(Records from a data collection)
☆ ☆ ☆

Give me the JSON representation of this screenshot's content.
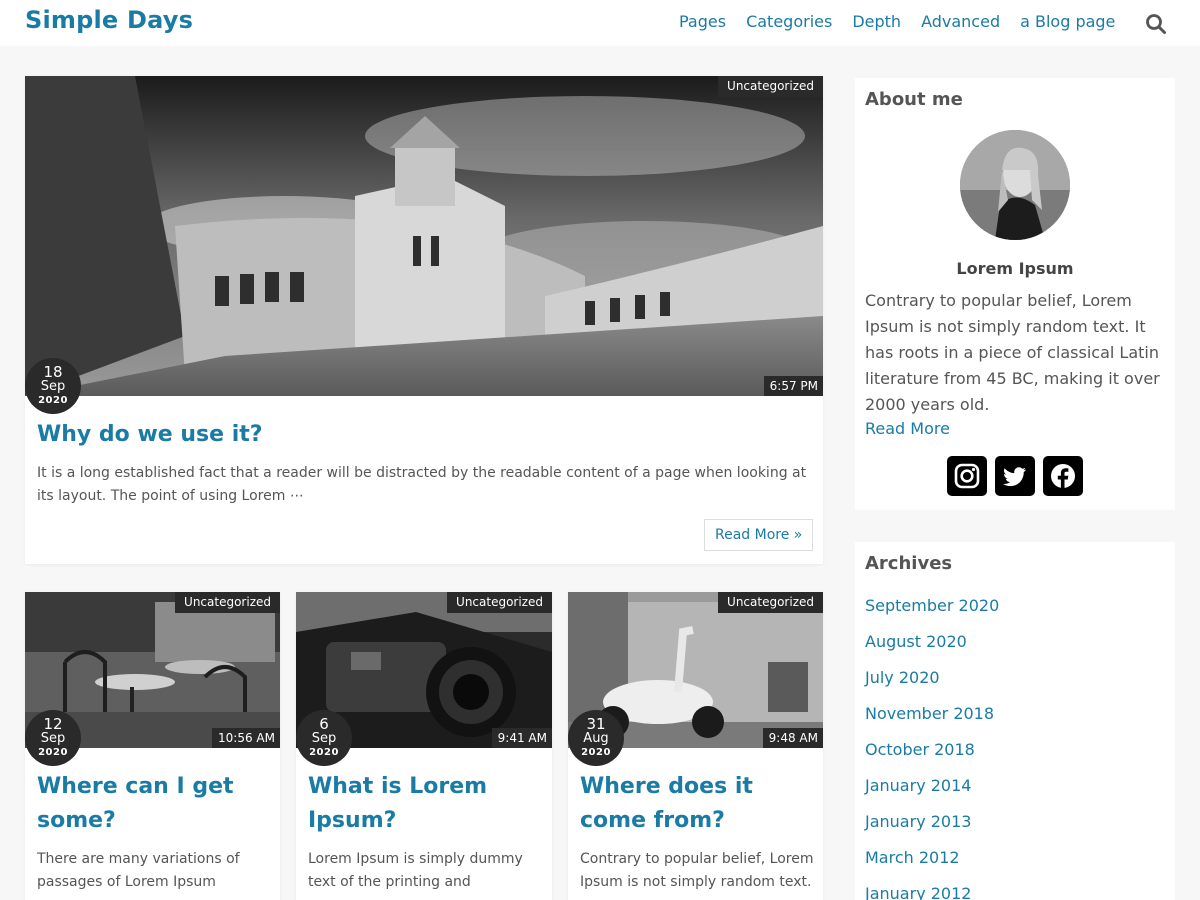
{
  "site": {
    "title": "Simple Days"
  },
  "nav": {
    "items": [
      "Pages",
      "Categories",
      "Depth",
      "Advanced",
      "a Blog page"
    ]
  },
  "icons": {
    "search": "search-icon",
    "instagram": "instagram-icon",
    "twitter": "twitter-icon",
    "facebook": "facebook-icon"
  },
  "colors": {
    "accent": "#1a7ba5",
    "badge": "#2a2a2a",
    "background": "#f7f7f7"
  },
  "featured_post": {
    "category": "Uncategorized",
    "time": "6:57 PM",
    "date": {
      "day": "18",
      "month": "Sep",
      "year": "2020"
    },
    "title": "Why do we use it?",
    "excerpt": "It is a long established fact that a reader will be distracted by the readable content of a page when looking at its layout. The point of using Lorem ⋯",
    "read_more": "Read More »"
  },
  "posts": [
    {
      "category": "Uncategorized",
      "time": "10:56 AM",
      "date": {
        "day": "12",
        "month": "Sep",
        "year": "2020"
      },
      "title": "Where can I get some?",
      "excerpt": "There are many variations of passages of Lorem Ipsum"
    },
    {
      "category": "Uncategorized",
      "time": "9:41 AM",
      "date": {
        "day": "6",
        "month": "Sep",
        "year": "2020"
      },
      "title": "What is Lorem Ipsum?",
      "excerpt": "Lorem Ipsum is simply dummy text of the printing and"
    },
    {
      "category": "Uncategorized",
      "time": "9:48 AM",
      "date": {
        "day": "31",
        "month": "Aug",
        "year": "2020"
      },
      "title": "Where does it come from?",
      "excerpt": "Contrary to popular belief, Lorem Ipsum is not simply random text."
    }
  ],
  "about": {
    "title": "About me",
    "name": "Lorem Ipsum",
    "text": "Contrary to popular belief, Lorem Ipsum is not simply random text. It has roots in a piece of classical Latin literature from 45 BC, making it over 2000 years old.",
    "link": "Read More"
  },
  "archives": {
    "title": "Archives",
    "items": [
      "September 2020",
      "August 2020",
      "July 2020",
      "November 2018",
      "October 2018",
      "January 2014",
      "January 2013",
      "March 2012",
      "January 2012"
    ]
  }
}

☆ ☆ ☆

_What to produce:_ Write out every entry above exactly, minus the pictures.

_Reply:_
Give me the JSON representation of this screenshot's content.
{
  "site": {
    "title": "Simple Days"
  },
  "nav": {
    "items": [
      "Pages",
      "Categories",
      "Depth",
      "Advanced",
      "a Blog page"
    ]
  },
  "icons": {
    "search": "search-icon",
    "instagram": "instagram-icon",
    "twitter": "twitter-icon",
    "facebook": "facebook-icon"
  },
  "colors": {
    "accent": "#1a7ba5",
    "badge": "#2a2a2a",
    "background": "#f7f7f7"
  },
  "featured_post": {
    "category": "Uncategorized",
    "time": "6:57 PM",
    "date": {
      "day": "18",
      "month": "Sep",
      "year": "2020"
    },
    "title": "Why do we use it?",
    "excerpt": "It is a long established fact that a reader will be distracted by the readable content of a page when looking at its layout. The point of using Lorem ⋯",
    "read_more": "Read More »"
  },
  "posts": [
    {
      "category": "Uncategorized",
      "time": "10:56 AM",
      "date": {
        "day": "12",
        "month": "Sep",
        "year": "2020"
      },
      "title": "Where can I get some?",
      "excerpt": "There are many variations of passages of Lorem Ipsum"
    },
    {
      "category": "Uncategorized",
      "time": "9:41 AM",
      "date": {
        "day": "6",
        "month": "Sep",
        "year": "2020"
      },
      "title": "What is Lorem Ipsum?",
      "excerpt": "Lorem Ipsum is simply dummy text of the printing and"
    },
    {
      "category": "Uncategorized",
      "time": "9:48 AM",
      "date": {
        "day": "31",
        "month": "Aug",
        "year": "2020"
      },
      "title": "Where does it come from?",
      "excerpt": "Contrary to popular belief, Lorem Ipsum is not simply random text."
    }
  ],
  "about": {
    "title": "About me",
    "name": "Lorem Ipsum",
    "text": "Contrary to popular belief, Lorem Ipsum is not simply random text. It has roots in a piece of classical Latin literature from 45 BC, making it over 2000 years old.",
    "link": "Read More"
  },
  "archives": {
    "title": "Archives",
    "items": [
      "September 2020",
      "August 2020",
      "July 2020",
      "November 2018",
      "October 2018",
      "January 2014",
      "January 2013",
      "March 2012",
      "January 2012"
    ]
  }
}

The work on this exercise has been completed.